The chapter focusing on private renting opens with a statement of support for the sector, which the Government identifies as playing a key and increasingly important role in the housing market. The sector has witnessed significant recent growth, but high levels of demand mean affordability is deteriorating in some areas. The Government’s strategy has a dual focus: boosting overall supply by encouraging investment and tackling the minority of rogue landlords. In fact, rather more space is devoted to discussing investment.

Private renting in Britain is increasingly dominated by landlords operating on a small scale. So the Government continues to pursue the Holy Grail that has eluded housing policy for the last 30 years – greater institutional investment. We’ve had the BES, which gave the sector a short-term boost. We’ve had HITs, which sank without a trace. We’ve had the recent arrival of REITs, but largely to the benefit of commercial property investors. The Government is going back to the idea of REITs to see if it can be tweaked to entice investment into residential property.

It may be that this time things are different. The Chancellor’s Autumn Statement raised the possibility of new financial vehicles to encourage pension funds to invest in infrastructure. The broader investment environment is currently hostile. The risks associated with more exotic investment strategies are considerable. Residential property may be looking like an increasingly plausible option for a dependable income stream, especially as the Government strategy explicitly acknowledges the need to ensure that welfare reform does not unduly disrupt investors’ income expectations.

There are already some interesting developments occurring – such as the Build to Let Fund created by Bouygues and Grainger – in the search for appropriate vehicles for investing in private renting. The boundaries between tenures are blurring in other ways: for example, Sovereign, one of the largest housing associations in the country, have just announced an expansion of its operations in the market rental sector.

There is the potential for some large organisations to enter private renting, bringing with them professional property management expertise and the scope for brand recognition and reputation. This could alter the competitive climate in interesting ways.

The strategy reaffirms the Government’s commitment to avoid unnecessary regulation on landlords, but then goes on to state that:

we are … looking at measures to deal with rogue landlords and encouraging local authorities to make full use of the robust powers they already have to tackle dangerous and poorly maintained homes.

It says little more than that.

Pressure on the Government to act here is undoubtedly building. The Localism Act will mean more homeless people being housed in the private rented sector. Welfare Reform will mean those people are likely to have less money to pay the rent. Yet, budget cuts mean local authorities have less money available to take enforcement action. Any reputable landlord watching Channel 4’s Dispatches programme last Monday will no doubt be concerned that the action – or inaction – of rogue landlords puts the sector under the spotlight and damages its reputation.
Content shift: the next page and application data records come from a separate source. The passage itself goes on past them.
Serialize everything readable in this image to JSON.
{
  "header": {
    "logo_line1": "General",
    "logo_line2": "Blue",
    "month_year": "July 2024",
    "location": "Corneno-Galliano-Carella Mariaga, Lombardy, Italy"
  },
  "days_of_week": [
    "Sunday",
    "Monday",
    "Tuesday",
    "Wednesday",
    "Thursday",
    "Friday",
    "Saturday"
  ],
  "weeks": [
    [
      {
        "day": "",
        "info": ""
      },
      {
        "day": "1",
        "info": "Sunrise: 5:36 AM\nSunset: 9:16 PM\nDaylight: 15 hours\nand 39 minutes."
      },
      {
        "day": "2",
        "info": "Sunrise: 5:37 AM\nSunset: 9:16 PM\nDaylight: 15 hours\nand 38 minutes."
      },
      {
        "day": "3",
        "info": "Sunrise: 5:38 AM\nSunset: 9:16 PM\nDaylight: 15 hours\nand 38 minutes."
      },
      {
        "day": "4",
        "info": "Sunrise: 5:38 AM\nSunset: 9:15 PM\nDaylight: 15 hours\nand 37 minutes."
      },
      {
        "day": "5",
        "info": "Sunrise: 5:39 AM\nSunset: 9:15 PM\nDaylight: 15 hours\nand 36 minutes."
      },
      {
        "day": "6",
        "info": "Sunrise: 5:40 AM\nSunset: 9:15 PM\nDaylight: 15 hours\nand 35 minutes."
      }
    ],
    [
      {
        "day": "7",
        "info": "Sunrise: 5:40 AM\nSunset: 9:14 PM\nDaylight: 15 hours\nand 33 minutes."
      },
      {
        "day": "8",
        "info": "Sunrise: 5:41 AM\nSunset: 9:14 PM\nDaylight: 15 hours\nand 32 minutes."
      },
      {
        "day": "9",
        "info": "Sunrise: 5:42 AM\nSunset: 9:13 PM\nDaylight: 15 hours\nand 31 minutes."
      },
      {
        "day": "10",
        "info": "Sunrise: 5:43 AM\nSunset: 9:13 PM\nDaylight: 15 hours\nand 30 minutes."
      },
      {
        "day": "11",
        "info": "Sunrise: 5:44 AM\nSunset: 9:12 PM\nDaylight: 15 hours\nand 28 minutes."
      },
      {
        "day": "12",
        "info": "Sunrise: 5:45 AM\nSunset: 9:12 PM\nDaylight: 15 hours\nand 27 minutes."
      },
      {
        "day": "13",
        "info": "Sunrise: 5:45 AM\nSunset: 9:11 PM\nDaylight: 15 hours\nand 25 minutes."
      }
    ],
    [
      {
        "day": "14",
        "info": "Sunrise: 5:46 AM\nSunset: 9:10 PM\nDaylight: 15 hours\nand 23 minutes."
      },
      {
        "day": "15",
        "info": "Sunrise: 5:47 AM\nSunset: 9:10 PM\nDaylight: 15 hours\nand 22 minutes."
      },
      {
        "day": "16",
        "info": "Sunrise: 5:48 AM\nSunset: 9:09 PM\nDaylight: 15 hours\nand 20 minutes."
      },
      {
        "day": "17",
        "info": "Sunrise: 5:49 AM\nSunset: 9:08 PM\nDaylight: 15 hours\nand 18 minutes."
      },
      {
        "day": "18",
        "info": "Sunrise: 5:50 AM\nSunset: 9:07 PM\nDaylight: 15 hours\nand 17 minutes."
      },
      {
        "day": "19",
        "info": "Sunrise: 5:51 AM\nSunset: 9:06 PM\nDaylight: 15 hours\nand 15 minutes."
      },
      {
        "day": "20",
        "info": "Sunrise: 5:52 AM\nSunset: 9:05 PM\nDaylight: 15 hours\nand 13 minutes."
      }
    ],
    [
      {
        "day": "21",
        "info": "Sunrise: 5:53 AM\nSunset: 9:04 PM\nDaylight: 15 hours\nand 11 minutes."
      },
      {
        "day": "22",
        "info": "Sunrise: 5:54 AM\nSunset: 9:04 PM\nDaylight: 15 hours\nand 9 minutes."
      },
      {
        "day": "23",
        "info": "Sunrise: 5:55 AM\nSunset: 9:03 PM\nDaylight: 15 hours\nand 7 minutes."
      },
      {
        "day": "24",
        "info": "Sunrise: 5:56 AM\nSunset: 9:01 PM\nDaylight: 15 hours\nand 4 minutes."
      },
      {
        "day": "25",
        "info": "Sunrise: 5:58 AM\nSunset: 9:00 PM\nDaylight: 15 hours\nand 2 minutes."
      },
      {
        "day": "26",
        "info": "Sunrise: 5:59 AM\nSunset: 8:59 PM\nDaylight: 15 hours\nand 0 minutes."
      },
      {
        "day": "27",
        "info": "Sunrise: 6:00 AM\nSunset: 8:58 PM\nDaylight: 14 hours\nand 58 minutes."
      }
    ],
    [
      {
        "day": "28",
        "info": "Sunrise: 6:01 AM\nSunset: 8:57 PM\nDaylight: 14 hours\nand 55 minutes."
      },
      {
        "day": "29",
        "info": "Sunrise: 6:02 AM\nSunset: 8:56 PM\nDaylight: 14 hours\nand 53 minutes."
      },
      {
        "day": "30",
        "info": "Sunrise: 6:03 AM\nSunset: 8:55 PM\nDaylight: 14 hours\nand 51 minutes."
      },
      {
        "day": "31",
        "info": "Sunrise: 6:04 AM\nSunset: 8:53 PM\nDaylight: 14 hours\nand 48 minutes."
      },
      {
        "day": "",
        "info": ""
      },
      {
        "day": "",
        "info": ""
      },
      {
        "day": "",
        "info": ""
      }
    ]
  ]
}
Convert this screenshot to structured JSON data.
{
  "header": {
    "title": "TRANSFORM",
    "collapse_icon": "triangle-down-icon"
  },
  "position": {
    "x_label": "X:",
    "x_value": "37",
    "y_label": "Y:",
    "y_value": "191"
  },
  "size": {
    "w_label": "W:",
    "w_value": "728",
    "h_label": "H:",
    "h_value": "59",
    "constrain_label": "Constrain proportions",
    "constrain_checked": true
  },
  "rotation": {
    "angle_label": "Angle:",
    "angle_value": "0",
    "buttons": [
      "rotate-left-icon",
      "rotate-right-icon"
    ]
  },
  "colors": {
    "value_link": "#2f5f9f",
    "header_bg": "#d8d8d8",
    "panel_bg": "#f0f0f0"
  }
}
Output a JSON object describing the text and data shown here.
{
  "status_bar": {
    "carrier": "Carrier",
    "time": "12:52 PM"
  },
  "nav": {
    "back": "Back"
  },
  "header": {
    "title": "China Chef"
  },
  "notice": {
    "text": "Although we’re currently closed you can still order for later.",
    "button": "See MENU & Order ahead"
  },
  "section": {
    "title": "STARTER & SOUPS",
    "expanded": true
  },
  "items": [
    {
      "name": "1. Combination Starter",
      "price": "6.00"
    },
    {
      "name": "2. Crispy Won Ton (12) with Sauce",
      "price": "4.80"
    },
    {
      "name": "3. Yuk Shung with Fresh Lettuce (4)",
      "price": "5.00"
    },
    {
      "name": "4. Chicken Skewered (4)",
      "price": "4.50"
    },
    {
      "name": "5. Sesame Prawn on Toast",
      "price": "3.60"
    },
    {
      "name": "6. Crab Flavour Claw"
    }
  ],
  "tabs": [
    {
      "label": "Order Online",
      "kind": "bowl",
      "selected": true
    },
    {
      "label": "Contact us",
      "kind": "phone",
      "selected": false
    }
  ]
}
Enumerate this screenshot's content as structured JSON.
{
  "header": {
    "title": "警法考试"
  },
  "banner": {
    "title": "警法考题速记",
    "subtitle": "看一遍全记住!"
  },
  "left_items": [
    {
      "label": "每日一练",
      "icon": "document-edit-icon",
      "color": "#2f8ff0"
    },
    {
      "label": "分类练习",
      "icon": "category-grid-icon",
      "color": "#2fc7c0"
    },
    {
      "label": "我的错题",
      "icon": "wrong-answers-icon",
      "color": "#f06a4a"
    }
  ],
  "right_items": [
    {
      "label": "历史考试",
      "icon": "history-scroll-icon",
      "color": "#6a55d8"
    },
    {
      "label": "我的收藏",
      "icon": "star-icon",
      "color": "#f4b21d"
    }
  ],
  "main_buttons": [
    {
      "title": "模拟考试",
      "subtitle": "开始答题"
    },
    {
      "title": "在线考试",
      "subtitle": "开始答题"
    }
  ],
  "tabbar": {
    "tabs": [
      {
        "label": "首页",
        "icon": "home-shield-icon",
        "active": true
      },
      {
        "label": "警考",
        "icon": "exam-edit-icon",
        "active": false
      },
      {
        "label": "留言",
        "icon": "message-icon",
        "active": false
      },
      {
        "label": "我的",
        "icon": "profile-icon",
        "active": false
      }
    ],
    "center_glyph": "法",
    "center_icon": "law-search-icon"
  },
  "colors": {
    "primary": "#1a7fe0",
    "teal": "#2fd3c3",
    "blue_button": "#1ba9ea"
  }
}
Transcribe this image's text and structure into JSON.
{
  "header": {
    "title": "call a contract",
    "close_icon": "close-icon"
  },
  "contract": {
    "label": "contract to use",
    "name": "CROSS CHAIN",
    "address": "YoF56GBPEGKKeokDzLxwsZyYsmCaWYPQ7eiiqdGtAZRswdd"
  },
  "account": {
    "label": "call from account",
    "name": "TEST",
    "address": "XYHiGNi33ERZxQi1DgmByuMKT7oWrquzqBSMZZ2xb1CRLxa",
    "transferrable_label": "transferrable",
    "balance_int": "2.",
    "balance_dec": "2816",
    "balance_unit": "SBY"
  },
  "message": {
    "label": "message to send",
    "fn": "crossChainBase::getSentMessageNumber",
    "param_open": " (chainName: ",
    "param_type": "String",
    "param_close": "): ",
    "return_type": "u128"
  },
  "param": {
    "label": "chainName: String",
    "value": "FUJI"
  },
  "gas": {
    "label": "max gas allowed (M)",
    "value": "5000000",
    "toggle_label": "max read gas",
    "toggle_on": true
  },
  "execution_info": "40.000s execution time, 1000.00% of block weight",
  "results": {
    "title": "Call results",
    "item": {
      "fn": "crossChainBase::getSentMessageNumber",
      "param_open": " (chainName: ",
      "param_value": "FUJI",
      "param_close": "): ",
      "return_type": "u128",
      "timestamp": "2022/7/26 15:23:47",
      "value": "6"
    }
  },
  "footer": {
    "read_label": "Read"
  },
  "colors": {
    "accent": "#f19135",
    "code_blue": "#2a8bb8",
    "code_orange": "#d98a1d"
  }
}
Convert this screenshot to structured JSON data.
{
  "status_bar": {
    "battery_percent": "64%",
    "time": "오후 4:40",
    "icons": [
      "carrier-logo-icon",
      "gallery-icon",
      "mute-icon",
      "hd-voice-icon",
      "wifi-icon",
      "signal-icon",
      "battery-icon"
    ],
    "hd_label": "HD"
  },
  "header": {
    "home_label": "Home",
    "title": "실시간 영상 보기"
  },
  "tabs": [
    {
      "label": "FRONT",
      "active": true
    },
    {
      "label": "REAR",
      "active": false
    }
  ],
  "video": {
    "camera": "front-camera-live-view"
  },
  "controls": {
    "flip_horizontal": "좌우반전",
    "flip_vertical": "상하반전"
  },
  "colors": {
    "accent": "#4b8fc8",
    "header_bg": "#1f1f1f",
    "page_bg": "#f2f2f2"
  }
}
We await further details of the Government’s thinking.

Alex Marsh is Professor of Public Policy at the University of Bristol